4 John R. Elting, “Costs, Casualties and Other Data”, Grolier Online, <http://gi.grolier.com/wwii/wwii_16.html>

5 Richard B. Frank, Downfall: The End of the Imperial Japanese Empire (New York: Random House, 1999)

6 Richard B. Frank, Downfall: The End of the Imperial Japanese Empire (New York: Random House, 1999) 334.

7 Walter Smith Schoenberger, Decision of Destiny (Columbus: Ohio University Press, 1969) 293.

8 Edward J. Drea, MacArthur’s ULTRA: Codebreaking and the War against Japan 1942-1945 (Lawrence: University Press of Kansas, 1992) 213.

9 Thomas W. Zeiler, Unconditional Defeat: Japan, America, and the End of World War II (Wilmington: Scholarly Resources Inc., 2004) 179.

10 Henry Stimson and McGeorge Bundy, On Active Service in Peace and War (New York: Harper and Brothers, 1947) 635-36.

11 Herbert Feis, The Atomic Bomb and the End of World War II (Princeton: Princeton University Press, 1966) 48.

12 Nicholas Kristof, “Why the nuclear attack on Japan was right” The Age 6 August 2003, 6 April 2005

13 Richard B. Frank, Downfall: The End of the Imperial Japanese Empire (New York: Random House, 1999) 347.

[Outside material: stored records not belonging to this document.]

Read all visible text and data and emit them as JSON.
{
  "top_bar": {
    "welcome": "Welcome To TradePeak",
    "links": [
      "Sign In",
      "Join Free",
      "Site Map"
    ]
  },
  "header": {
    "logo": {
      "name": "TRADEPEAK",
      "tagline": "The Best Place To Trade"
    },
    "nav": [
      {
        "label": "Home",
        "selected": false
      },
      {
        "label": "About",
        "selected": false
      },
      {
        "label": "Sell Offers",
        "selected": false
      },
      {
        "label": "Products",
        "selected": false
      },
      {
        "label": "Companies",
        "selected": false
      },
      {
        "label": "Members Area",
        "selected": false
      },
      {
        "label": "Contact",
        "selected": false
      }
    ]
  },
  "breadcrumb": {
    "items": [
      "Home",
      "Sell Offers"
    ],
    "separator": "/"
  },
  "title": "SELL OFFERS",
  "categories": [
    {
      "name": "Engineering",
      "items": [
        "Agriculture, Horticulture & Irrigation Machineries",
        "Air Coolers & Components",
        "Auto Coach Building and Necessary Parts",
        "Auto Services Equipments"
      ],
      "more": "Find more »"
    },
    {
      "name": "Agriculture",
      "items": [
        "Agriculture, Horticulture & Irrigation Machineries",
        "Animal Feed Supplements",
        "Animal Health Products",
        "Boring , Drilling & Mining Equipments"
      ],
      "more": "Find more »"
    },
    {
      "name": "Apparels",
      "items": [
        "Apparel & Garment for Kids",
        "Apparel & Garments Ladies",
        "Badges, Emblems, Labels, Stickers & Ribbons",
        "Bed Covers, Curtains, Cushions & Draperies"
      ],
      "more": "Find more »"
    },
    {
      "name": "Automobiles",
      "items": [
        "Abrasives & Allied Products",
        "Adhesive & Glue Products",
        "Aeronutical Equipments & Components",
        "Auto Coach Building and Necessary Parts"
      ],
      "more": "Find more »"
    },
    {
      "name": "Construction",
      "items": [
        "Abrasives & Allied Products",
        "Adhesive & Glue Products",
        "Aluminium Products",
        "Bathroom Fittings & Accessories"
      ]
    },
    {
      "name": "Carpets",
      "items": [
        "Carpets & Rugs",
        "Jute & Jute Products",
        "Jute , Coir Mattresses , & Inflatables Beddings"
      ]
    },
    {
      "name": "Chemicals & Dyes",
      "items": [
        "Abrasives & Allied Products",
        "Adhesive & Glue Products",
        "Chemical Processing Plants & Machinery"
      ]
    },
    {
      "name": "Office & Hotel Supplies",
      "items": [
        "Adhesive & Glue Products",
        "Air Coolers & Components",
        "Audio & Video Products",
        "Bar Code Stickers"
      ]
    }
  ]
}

14 Robert H. Ferrell, Harry S. Truman: A Life (Columbia: University of Missouri Press, 1994) 213.

15 Edward J. Drea, MacArthur’s ULTRA: Codebreaking and the War against Japan 1942-1945 (Lawrence: University Press of Kansas, 1992) 222.

16 David McCullough, Truman (New York: Simon & Schuster, 1992) 437.

17 David McCullough, Truman (New York: Simon & Schuster, 1992) 395.

18 Thomas W. Zeiler, Unconditional Defeat: Japan, America, and the End of World War II (Wilmington: Scholarly Resources Inc., 2004) 194.

19 Herbert Feis, The Atomic Bomb and the End of World War II (Princeton: Princeton University Press, 1966) 193.


Download 37.26 Kb.

Share with your friends:




The database is protected by copyright ©essaydocs.org 2022
send message

    Main page